I also did some work experience in the Pepper Pot in Dublin. I just love their standard of food, and it’s what I aim for. I’m still going on about their scrambled eggs to this day! The girls who run it are so lovely. It really struck a chord with me that they’re both really young, but in three years they’d already built up their business, and look what they’ve achieved so far. Their passion just rubs off on you.
What’s the best piece of advice you’ve been given?
It was from the girls in the Pepper Pot. They told me never to compromise on what’s really important. They taught me not to compromise on the quality of my food. Homemade is obviously a lot more expensive with ingredients than buying in, but I knew that’s what I wanted in order to stand out. At the start I had to talk to Peter and convince him that homemade was better and would pay off in the long-run, but he really appreciates that now.
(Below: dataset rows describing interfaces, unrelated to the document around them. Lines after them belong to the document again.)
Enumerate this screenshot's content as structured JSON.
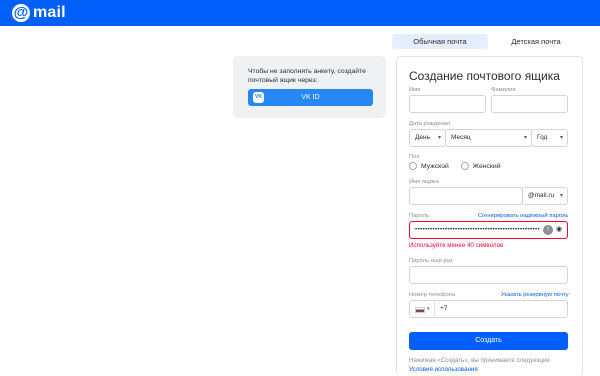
{
  "header": {
    "logo_symbol": "@",
    "logo_text": "mail",
    "background": "#005ff9"
  },
  "tabs": [
    {
      "label": "Обычная почта",
      "active": true
    },
    {
      "label": "Детская почта",
      "active": false
    }
  ],
  "vk_card": {
    "text": "Чтобы не заполнять анкету, создайте почтовый ящик через:",
    "button_label": "VK ID",
    "logo_text": "VK"
  },
  "form": {
    "title": "Создание почтового ящика",
    "first_name": {
      "label": "Имя",
      "value": ""
    },
    "last_name": {
      "label": "Фамилия",
      "value": ""
    },
    "birthdate": {
      "label": "Дата рождения",
      "day": "День",
      "month": "Месяц",
      "year": "Год"
    },
    "gender": {
      "label": "Пол",
      "options": [
        "Мужской",
        "Женский"
      ]
    },
    "mailbox": {
      "label": "Имя ящика",
      "value": "",
      "domain": "@mail.ru"
    },
    "password": {
      "label": "Пароль",
      "generate_link": "Сгенерировать надёжный пароль",
      "value": "••••••••••••••••••••••••••••••••••••••••••••••••••",
      "error": "Используйте менее 40 символов"
    },
    "password_repeat": {
      "label": "Пароль ещё раз",
      "value": ""
    },
    "phone": {
      "label": "Номер телефона",
      "alt_link": "Указать резервную почту",
      "prefix": "+7"
    },
    "submit_label": "Создать",
    "terms_text": "Нажимая «Создать», вы принимаете следующие",
    "terms_link": "Условия использования"
  },
  "colors": {
    "accent": "#005ff9",
    "error": "#ed0a34",
    "vk": "#2787f5"
  }
}
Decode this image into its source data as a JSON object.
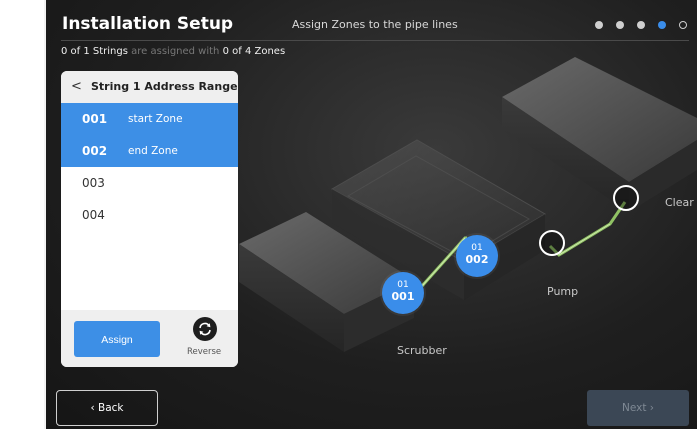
{
  "header": {
    "title": "Installation Setup",
    "subtitle": "Assign Zones to the pipe lines",
    "steps": {
      "total": 5,
      "current": 4
    }
  },
  "summary": {
    "strings_assigned": "0 of 1 Strings",
    "middle": "are assigned with",
    "zones": "0 of 4 Zones"
  },
  "panel": {
    "back_glyph": "<",
    "title": "String 1 Address Range",
    "zones": [
      {
        "num": "001",
        "label": "start Zone",
        "selected": true
      },
      {
        "num": "002",
        "label": "end Zone",
        "selected": true
      },
      {
        "num": "003",
        "label": "",
        "selected": false
      },
      {
        "num": "004",
        "label": "",
        "selected": false
      }
    ],
    "assign_label": "Assign",
    "reverse_label": "Reverse"
  },
  "diagram": {
    "tanks": [
      "Scrubber",
      "Pump",
      "Clear"
    ],
    "badges": [
      {
        "string": "01",
        "zone": "001"
      },
      {
        "string": "01",
        "zone": "002"
      }
    ],
    "pipe_color": "#9bd36a"
  },
  "footer": {
    "back_label": "Back",
    "next_label": "Next"
  },
  "colors": {
    "accent": "#3a8dea",
    "panel": "#ffffff",
    "background": "#1f1f1f"
  }
}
You have to be able to establish yourself and then the customers will come. Like I make the jams, and Stephen is here at 5am every morning making fresh bread. But I think that’s what really makes the difference and why we’re different to all the other little coffee shops around town. We don’t buy in anything, and everyone seems to really enjoy the homemade taste.
What’s been your greatest moment since opening your doors?
I think when people just love the food, that’s the best feeling. If someone comes in and loves the place, the food, the coffee, you can breathe a sigh of relief. It’s just really nice to hear that. We’re newly opened and I try to invite feedback as much as possible. Like my mum told me last night that a friend of a friend she works with had been in the café and loved the food, and was telling her she thought it was delicious. That’s what I’m really aiming for, and it’s great to hear.
We’re starting to build up a really nice steady base of customers, and just knowing that people really love the food, well that’s the feedback you really want to hear.